[[ Records shown open ]]

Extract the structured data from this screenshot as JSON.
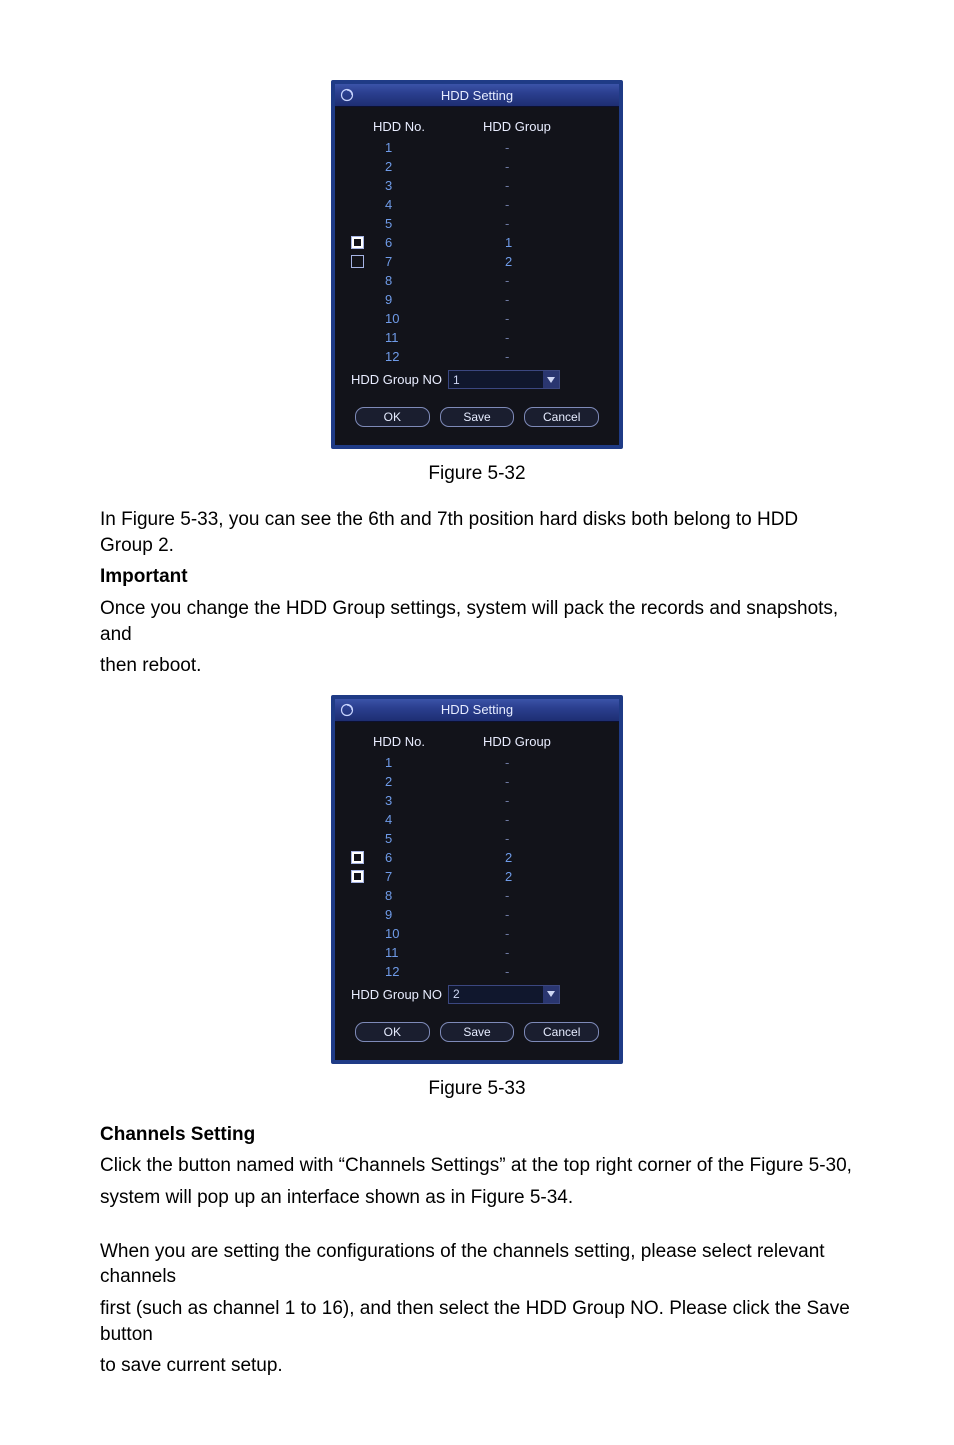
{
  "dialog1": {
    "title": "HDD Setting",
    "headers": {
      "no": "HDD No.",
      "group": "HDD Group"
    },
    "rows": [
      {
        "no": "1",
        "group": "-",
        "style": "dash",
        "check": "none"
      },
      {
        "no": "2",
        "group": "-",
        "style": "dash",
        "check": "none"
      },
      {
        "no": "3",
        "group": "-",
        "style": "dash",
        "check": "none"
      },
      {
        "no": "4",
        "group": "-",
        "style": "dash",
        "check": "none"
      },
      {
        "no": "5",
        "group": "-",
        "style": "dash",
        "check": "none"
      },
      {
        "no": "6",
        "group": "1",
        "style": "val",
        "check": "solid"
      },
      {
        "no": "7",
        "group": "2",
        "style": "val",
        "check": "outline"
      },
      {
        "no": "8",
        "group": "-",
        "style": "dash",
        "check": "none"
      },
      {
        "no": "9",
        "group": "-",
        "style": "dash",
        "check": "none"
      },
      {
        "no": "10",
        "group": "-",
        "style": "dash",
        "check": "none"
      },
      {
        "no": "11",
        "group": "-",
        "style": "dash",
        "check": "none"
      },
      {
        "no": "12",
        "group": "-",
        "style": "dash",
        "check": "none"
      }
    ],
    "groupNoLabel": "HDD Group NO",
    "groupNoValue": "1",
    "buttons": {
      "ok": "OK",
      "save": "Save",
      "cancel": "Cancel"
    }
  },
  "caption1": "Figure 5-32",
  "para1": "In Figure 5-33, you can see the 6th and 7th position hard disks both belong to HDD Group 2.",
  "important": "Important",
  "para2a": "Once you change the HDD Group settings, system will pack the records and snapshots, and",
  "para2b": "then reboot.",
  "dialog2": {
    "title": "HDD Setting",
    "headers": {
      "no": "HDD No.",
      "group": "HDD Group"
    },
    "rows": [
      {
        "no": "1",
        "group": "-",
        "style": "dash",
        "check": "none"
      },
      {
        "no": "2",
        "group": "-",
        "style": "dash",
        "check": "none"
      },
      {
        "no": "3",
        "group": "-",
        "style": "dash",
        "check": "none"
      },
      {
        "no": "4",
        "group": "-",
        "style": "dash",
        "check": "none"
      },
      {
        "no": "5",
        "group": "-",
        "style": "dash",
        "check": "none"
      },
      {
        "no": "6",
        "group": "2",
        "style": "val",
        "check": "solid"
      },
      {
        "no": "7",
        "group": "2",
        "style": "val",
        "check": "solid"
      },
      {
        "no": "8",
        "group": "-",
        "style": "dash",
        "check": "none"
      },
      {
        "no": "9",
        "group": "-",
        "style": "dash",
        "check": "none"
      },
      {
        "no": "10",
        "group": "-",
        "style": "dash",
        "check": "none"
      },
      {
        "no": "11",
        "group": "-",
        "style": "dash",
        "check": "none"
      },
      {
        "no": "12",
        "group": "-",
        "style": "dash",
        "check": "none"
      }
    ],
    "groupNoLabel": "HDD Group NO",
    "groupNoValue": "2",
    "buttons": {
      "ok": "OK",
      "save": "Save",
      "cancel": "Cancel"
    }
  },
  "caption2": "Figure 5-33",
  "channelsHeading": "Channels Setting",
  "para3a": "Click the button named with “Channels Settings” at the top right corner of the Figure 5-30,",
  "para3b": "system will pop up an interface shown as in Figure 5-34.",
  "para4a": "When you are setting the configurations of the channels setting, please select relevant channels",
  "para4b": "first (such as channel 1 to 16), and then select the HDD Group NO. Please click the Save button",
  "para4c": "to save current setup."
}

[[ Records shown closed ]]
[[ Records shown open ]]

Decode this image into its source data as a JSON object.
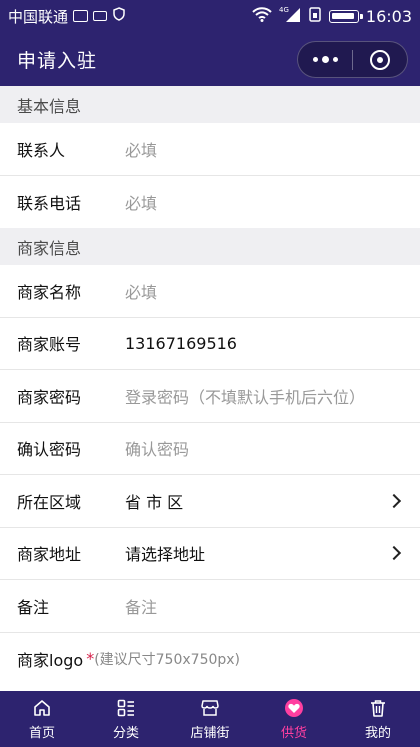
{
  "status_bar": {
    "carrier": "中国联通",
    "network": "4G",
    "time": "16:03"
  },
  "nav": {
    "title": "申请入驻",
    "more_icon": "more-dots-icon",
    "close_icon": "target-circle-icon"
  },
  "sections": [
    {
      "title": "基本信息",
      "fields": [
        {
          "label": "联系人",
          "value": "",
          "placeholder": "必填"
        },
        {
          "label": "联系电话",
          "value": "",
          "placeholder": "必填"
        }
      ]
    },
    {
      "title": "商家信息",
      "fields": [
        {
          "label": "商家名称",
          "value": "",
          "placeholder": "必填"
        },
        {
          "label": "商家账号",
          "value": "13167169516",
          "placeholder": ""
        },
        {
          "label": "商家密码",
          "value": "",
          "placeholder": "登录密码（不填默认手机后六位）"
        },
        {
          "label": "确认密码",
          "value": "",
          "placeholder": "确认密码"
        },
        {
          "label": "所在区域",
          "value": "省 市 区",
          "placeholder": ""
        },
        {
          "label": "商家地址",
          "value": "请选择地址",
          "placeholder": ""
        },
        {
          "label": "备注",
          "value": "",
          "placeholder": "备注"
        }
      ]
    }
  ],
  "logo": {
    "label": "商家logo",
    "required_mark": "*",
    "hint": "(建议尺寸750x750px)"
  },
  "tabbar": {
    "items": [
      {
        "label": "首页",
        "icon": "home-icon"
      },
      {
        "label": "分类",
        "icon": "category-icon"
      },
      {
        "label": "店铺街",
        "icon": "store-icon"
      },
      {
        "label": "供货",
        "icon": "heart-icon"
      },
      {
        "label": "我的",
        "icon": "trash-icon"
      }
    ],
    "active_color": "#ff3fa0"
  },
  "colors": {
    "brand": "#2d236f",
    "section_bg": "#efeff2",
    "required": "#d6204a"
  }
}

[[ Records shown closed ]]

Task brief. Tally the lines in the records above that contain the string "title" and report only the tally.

Response for this exercise. 5